■ **Instructions to follow**
Copy out every line of the data that has the word "subtitle" somewhere in it.

Data records for software interfaces
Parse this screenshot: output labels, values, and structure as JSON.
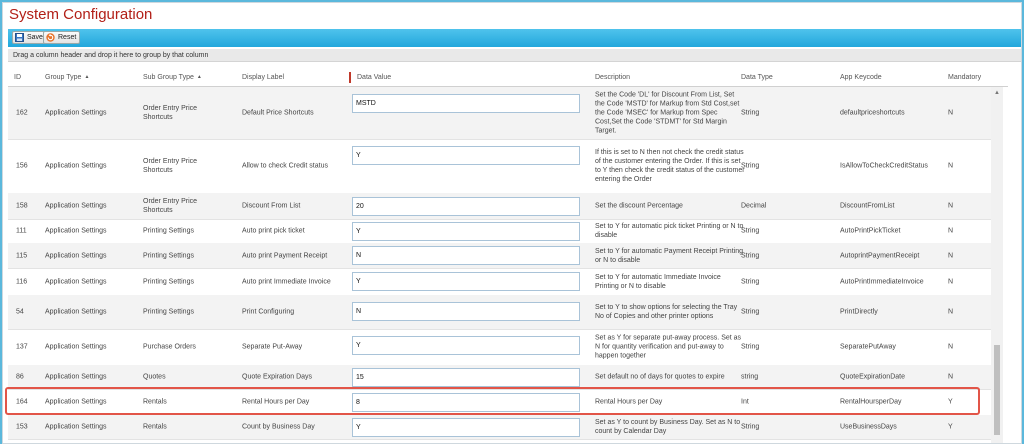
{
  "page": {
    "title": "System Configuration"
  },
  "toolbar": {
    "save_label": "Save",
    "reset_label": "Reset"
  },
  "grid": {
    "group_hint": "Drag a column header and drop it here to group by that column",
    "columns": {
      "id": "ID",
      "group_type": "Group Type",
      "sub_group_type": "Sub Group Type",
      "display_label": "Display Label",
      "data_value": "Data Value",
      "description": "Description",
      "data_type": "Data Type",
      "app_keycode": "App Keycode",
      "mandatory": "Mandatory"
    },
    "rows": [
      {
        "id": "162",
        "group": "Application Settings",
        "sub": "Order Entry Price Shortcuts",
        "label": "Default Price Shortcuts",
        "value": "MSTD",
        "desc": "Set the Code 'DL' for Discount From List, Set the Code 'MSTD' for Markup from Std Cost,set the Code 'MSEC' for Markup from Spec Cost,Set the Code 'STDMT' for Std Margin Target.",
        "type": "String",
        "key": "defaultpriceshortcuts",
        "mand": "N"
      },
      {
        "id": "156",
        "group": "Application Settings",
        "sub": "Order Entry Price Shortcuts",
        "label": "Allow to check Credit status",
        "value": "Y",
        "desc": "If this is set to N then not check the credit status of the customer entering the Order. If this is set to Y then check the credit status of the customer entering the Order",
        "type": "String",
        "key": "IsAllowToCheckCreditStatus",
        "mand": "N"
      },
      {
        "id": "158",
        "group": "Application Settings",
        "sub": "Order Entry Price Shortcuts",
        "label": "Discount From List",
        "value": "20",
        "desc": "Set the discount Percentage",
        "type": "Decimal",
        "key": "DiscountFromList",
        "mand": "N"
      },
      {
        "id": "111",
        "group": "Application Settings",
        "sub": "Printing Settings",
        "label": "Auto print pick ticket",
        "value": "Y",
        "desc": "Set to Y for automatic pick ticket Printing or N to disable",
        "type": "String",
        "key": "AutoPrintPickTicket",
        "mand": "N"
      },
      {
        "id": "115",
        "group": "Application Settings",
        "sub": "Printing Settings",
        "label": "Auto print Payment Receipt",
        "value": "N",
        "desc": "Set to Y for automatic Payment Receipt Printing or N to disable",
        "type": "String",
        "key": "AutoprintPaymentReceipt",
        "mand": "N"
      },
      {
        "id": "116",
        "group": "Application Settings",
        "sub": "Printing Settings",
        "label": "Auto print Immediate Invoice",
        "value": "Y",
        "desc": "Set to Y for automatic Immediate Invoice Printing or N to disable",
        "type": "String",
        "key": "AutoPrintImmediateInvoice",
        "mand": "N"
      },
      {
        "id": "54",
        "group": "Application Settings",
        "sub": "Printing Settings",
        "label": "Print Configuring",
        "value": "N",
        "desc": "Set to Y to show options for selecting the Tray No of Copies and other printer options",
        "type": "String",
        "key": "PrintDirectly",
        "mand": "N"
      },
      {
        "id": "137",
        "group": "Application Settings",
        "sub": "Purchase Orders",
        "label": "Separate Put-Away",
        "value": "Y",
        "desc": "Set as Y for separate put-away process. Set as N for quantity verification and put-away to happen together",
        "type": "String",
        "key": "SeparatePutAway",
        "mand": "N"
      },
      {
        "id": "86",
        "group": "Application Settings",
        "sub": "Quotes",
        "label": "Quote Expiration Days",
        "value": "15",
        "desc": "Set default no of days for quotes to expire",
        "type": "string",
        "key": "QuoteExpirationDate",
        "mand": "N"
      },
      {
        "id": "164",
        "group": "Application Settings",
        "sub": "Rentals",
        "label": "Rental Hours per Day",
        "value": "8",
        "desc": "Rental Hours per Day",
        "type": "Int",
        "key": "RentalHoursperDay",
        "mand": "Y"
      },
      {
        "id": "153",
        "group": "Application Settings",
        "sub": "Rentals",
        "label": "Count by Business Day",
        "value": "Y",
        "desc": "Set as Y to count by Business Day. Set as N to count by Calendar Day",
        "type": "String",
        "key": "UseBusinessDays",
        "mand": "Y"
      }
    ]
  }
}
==
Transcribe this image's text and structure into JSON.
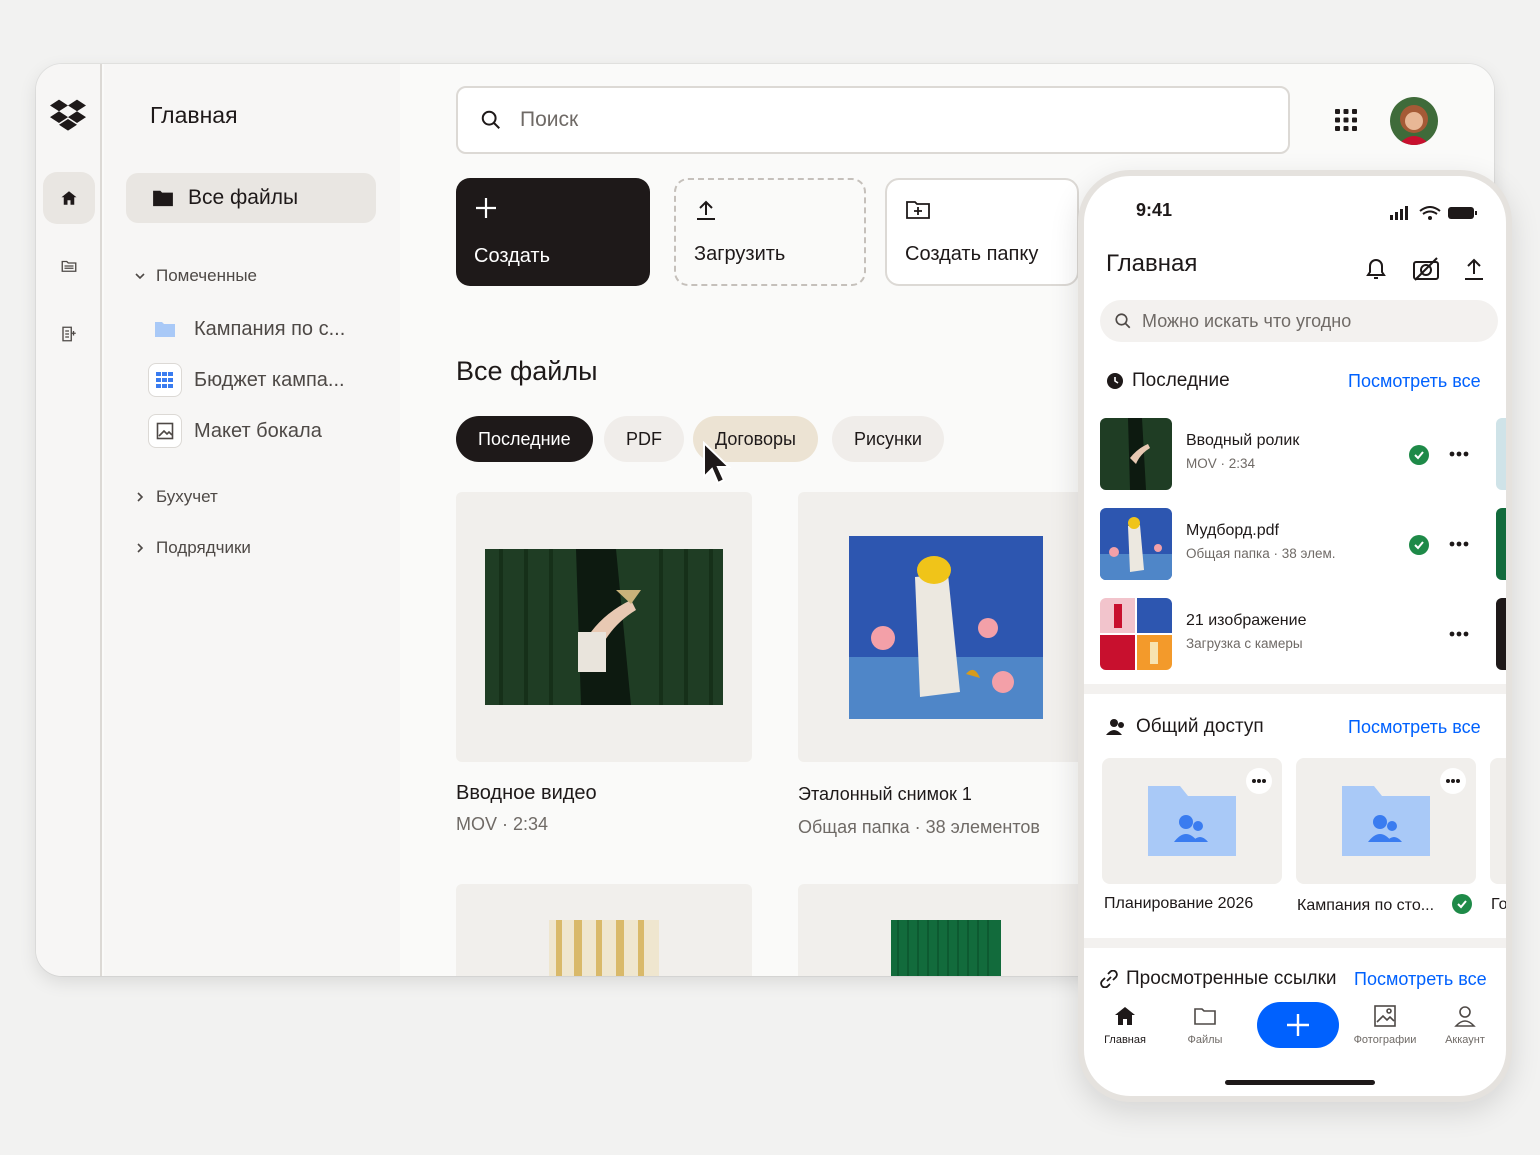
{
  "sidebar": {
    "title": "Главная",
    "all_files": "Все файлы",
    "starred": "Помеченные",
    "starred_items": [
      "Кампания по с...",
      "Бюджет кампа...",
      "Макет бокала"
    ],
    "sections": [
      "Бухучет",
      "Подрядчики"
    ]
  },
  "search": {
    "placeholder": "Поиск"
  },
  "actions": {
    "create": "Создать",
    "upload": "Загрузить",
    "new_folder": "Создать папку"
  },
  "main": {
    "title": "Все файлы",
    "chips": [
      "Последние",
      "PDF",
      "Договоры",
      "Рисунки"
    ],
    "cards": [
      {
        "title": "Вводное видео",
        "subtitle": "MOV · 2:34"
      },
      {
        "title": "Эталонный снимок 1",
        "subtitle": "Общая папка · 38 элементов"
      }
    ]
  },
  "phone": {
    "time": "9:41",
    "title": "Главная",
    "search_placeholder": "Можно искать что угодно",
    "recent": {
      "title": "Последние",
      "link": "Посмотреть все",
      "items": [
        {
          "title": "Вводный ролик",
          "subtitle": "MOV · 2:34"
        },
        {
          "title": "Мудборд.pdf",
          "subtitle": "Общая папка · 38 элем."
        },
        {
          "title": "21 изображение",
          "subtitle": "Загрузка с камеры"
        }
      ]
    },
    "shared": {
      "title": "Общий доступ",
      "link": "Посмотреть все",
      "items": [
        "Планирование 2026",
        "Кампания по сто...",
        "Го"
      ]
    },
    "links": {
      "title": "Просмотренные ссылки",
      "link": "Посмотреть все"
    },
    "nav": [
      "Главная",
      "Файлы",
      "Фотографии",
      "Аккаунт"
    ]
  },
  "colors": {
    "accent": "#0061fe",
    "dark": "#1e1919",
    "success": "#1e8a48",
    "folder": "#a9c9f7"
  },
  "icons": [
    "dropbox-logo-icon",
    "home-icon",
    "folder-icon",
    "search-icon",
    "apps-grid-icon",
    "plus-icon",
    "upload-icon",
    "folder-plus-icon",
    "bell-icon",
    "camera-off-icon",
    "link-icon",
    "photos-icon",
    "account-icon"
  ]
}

■ **Worked solution**
        "subtitle": "MOV · 2:34"
        "subtitle": "Общая папка · 38 элементов"
          "subtitle": "MOV · 2:34"
          "subtitle": "Общая папка · 38 элем."
          "subtitle": "Загрузка с камеры"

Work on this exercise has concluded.